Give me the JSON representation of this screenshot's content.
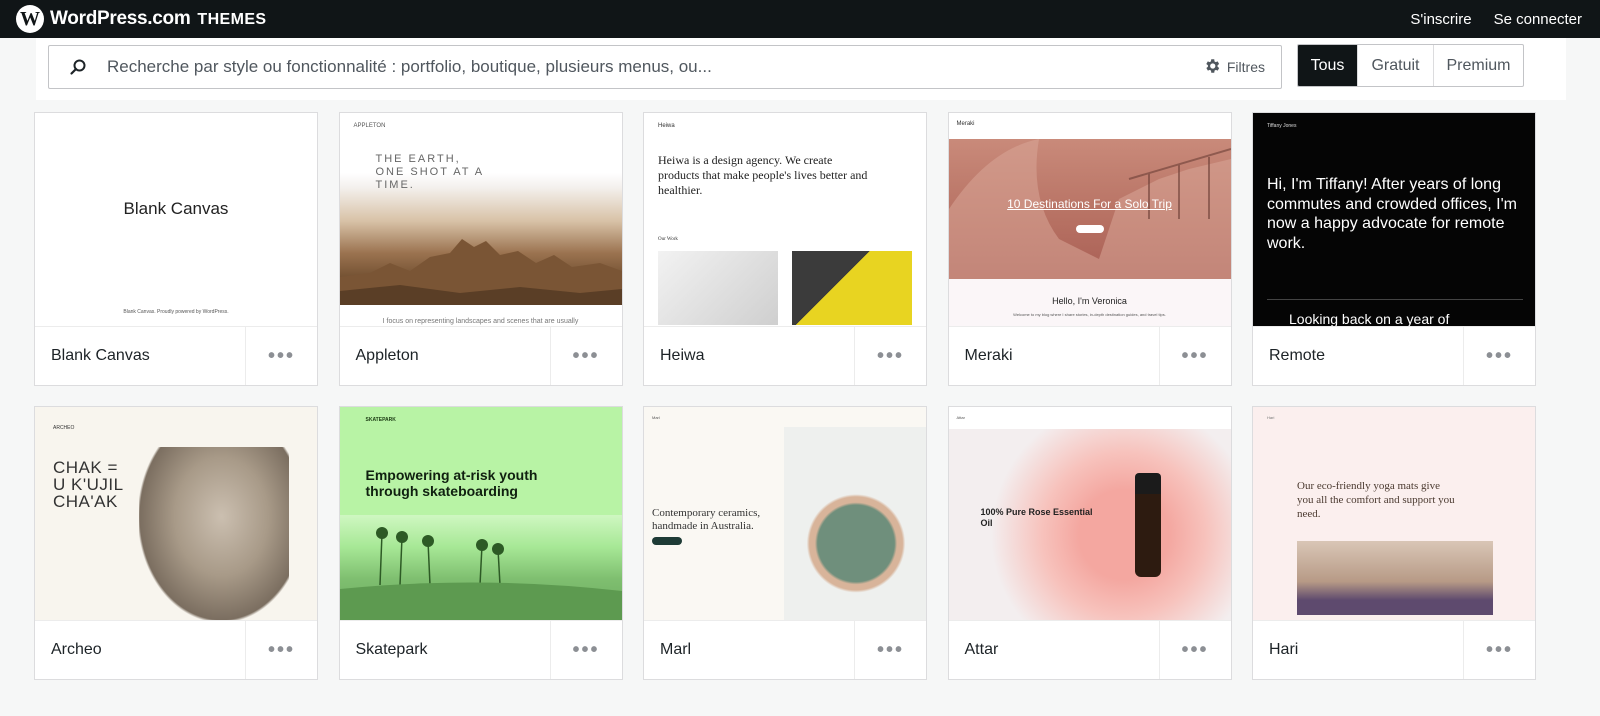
{
  "header": {
    "logo_glyph": "W",
    "brand": "WordPress.com",
    "section": "THEMES",
    "signup": "S'inscrire",
    "login": "Se connecter"
  },
  "search": {
    "placeholder": "Recherche par style ou fonctionnalité : portfolio, boutique, plusieurs menus, ou...",
    "filters_label": "Filtres"
  },
  "tiers": {
    "options": [
      "Tous",
      "Gratuit",
      "Premium"
    ],
    "selected": "Tous"
  },
  "more_label": "•••",
  "themes": [
    {
      "name": "Blank Canvas",
      "preview": {
        "title": "Blank Canvas",
        "footer": "Blank Canvas. Proudly powered by WordPress."
      }
    },
    {
      "name": "Appleton",
      "preview": {
        "nav": "APPLETON",
        "hero": "THE EARTH, ONE SHOT AT A TIME.",
        "caption": "I focus on representing landscapes and scenes that are usually"
      }
    },
    {
      "name": "Heiwa",
      "preview": {
        "nav": "Heiwa",
        "hero": "Heiwa is a design agency. We create products that make people's lives better and healthier.",
        "section": "Our Work"
      }
    },
    {
      "name": "Meraki",
      "preview": {
        "nav": "Meraki",
        "headline": "10 Destinations For a Solo Trip",
        "hello": "Hello, I'm Veronica",
        "tagline": "Welcome to my blog where I share stories, in-depth destination guides, and travel tips."
      }
    },
    {
      "name": "Remote",
      "preview": {
        "nav": "Tiffany Jones",
        "hero": "Hi, I'm Tiffany! After years of long commutes and crowded offices, I'm now a happy advocate for remote work.",
        "next": "Looking back on a year of"
      }
    },
    {
      "name": "Archeo",
      "preview": {
        "nav": "ARCHEO",
        "hero": "CHAK = U K'UJIL CHA'AK"
      }
    },
    {
      "name": "Skatepark",
      "preview": {
        "nav": "SKATEPARK",
        "hero": "Empowering at-risk youth through skateboarding"
      }
    },
    {
      "name": "Marl",
      "preview": {
        "nav": "Marl",
        "hero": "Contemporary ceramics, handmade in Australia."
      }
    },
    {
      "name": "Attar",
      "preview": {
        "nav": "Attar",
        "hero": "100% Pure Rose Essential Oil"
      }
    },
    {
      "name": "Hari",
      "preview": {
        "nav": "Hari",
        "hero": "Our eco-friendly yoga mats give you all the comfort and support you need."
      }
    }
  ]
}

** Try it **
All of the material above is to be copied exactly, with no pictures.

** Reply **
Give me the JSON representation of this screenshot's content.
{
  "header": {
    "logo_glyph": "W",
    "brand": "WordPress.com",
    "section": "THEMES",
    "signup": "S'inscrire",
    "login": "Se connecter"
  },
  "search": {
    "placeholder": "Recherche par style ou fonctionnalité : portfolio, boutique, plusieurs menus, ou...",
    "filters_label": "Filtres"
  },
  "tiers": {
    "options": [
      "Tous",
      "Gratuit",
      "Premium"
    ],
    "selected": "Tous"
  },
  "more_label": "•••",
  "themes": [
    {
      "name": "Blank Canvas",
      "preview": {
        "title": "Blank Canvas",
        "footer": "Blank Canvas. Proudly powered by WordPress."
      }
    },
    {
      "name": "Appleton",
      "preview": {
        "nav": "APPLETON",
        "hero": "THE EARTH, ONE SHOT AT A TIME.",
        "caption": "I focus on representing landscapes and scenes that are usually"
      }
    },
    {
      "name": "Heiwa",
      "preview": {
        "nav": "Heiwa",
        "hero": "Heiwa is a design agency. We create products that make people's lives better and healthier.",
        "section": "Our Work"
      }
    },
    {
      "name": "Meraki",
      "preview": {
        "nav": "Meraki",
        "headline": "10 Destinations For a Solo Trip",
        "hello": "Hello, I'm Veronica",
        "tagline": "Welcome to my blog where I share stories, in-depth destination guides, and travel tips."
      }
    },
    {
      "name": "Remote",
      "preview": {
        "nav": "Tiffany Jones",
        "hero": "Hi, I'm Tiffany! After years of long commutes and crowded offices, I'm now a happy advocate for remote work.",
        "next": "Looking back on a year of"
      }
    },
    {
      "name": "Archeo",
      "preview": {
        "nav": "ARCHEO",
        "hero": "CHAK = U K'UJIL CHA'AK"
      }
    },
    {
      "name": "Skatepark",
      "preview": {
        "nav": "SKATEPARK",
        "hero": "Empowering at-risk youth through skateboarding"
      }
    },
    {
      "name": "Marl",
      "preview": {
        "nav": "Marl",
        "hero": "Contemporary ceramics, handmade in Australia."
      }
    },
    {
      "name": "Attar",
      "preview": {
        "nav": "Attar",
        "hero": "100% Pure Rose Essential Oil"
      }
    },
    {
      "name": "Hari",
      "preview": {
        "nav": "Hari",
        "hero": "Our eco-friendly yoga mats give you all the comfort and support you need."
      }
    }
  ]
}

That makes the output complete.